Academic Self-Efficacy, Student Performance, andWell-Being in a First-Year Seminar
Author(s): Eileen McBride, Amy Vashlishan Murray, & Michael Duggan
Citation: Eileen McBride, Amy Vashlishan Murray, & Michael Duggan. (2021). Academic Self-Efficacy, Student Performance, andWell-Being in a First-Year Seminar. Journal of The First-Year Experience & Students in Transition, 33(1), 99-119.
Research in higher education confirms the importance of self-efficacy in student persistence and success in college. The current study examined the role of self-efficacy in supporting academic and psychosocial adjustment in the critical first college year and the context of an academically-oriented first-year seminar (FYS). Students completed surveys at the beginning and end of the semester comprising Academic Self-Efficacy (ASE) and Psychological Well-Being (PWB) scales, and also provided background and demographic information. ASE increased over the semester, driven by improved confidence in research writing and class participation. Study/ time-management self-efficacy remained mostly unchanged. ASE was found to predict academic achievement and PWB, confirming our expectation that students’ confidence in their academic ability would support positive academic and psychosocial outcomes.
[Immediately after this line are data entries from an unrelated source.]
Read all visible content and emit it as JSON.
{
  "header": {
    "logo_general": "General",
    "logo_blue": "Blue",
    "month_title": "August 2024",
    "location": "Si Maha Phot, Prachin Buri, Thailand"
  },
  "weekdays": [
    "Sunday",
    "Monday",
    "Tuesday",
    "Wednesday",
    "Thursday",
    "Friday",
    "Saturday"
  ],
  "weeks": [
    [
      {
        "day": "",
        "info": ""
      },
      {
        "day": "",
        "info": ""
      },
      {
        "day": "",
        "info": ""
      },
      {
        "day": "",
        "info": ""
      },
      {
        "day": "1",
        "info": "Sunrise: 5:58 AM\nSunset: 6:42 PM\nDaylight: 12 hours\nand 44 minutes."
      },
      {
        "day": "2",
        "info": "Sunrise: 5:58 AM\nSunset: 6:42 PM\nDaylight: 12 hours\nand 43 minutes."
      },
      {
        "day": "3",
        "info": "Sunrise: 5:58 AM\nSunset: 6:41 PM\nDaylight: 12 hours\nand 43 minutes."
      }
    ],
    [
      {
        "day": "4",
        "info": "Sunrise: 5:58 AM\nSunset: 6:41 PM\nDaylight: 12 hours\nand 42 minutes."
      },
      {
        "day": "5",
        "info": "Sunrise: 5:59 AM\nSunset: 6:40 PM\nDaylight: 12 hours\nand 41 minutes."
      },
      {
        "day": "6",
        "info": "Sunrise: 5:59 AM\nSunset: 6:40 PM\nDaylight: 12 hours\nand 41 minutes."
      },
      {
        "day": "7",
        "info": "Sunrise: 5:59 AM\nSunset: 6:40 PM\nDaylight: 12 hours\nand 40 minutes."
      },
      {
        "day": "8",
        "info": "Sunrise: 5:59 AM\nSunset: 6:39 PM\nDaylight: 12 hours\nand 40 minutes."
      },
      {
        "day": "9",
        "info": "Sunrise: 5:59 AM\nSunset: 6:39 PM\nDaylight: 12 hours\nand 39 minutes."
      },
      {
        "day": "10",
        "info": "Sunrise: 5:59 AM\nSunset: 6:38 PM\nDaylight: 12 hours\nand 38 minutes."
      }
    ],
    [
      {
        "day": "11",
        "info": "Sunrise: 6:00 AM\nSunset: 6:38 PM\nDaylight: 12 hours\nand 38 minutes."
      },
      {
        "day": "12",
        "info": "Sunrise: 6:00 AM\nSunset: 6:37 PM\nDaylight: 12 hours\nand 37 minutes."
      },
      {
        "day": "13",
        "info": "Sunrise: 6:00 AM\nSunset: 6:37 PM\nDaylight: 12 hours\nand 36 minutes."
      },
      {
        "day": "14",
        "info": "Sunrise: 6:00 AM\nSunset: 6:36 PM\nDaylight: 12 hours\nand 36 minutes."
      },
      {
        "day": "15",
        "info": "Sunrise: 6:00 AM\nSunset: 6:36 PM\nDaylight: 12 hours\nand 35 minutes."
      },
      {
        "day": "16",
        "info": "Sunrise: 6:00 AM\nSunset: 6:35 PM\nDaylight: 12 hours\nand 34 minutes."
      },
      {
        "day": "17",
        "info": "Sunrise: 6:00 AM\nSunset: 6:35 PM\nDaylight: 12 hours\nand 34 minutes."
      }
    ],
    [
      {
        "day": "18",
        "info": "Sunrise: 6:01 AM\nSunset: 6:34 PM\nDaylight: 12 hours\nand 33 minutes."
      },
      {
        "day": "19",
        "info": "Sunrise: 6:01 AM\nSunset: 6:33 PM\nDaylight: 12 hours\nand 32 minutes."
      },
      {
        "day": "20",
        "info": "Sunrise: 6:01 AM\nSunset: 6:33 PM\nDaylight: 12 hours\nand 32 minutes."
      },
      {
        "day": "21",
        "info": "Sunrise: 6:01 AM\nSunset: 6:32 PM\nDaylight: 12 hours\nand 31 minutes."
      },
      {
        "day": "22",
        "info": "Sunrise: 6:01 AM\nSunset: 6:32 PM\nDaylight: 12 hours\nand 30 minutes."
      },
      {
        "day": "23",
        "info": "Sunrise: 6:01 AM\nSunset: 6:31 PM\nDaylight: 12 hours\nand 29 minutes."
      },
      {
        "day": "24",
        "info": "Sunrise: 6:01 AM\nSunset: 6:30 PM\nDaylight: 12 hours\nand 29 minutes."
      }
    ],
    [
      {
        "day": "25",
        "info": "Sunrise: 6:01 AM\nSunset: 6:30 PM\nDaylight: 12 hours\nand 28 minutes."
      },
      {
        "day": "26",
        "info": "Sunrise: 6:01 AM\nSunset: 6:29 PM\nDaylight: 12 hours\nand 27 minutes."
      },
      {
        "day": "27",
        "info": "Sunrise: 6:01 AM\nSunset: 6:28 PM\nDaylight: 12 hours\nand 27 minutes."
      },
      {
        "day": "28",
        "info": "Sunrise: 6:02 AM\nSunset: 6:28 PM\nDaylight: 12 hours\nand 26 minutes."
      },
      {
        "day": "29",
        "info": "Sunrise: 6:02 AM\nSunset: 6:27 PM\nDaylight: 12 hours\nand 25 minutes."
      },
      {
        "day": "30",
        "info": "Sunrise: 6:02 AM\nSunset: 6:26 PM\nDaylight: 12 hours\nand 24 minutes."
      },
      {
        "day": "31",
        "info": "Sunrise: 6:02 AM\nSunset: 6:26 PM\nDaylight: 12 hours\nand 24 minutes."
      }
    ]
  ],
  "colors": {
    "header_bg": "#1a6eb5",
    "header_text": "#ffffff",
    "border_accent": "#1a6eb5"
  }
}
Results are discussed in terms of the value of efficacy-based pedagogical interventions as an intentional component of FYS delivery and design, and as a means of supporting student retention and success.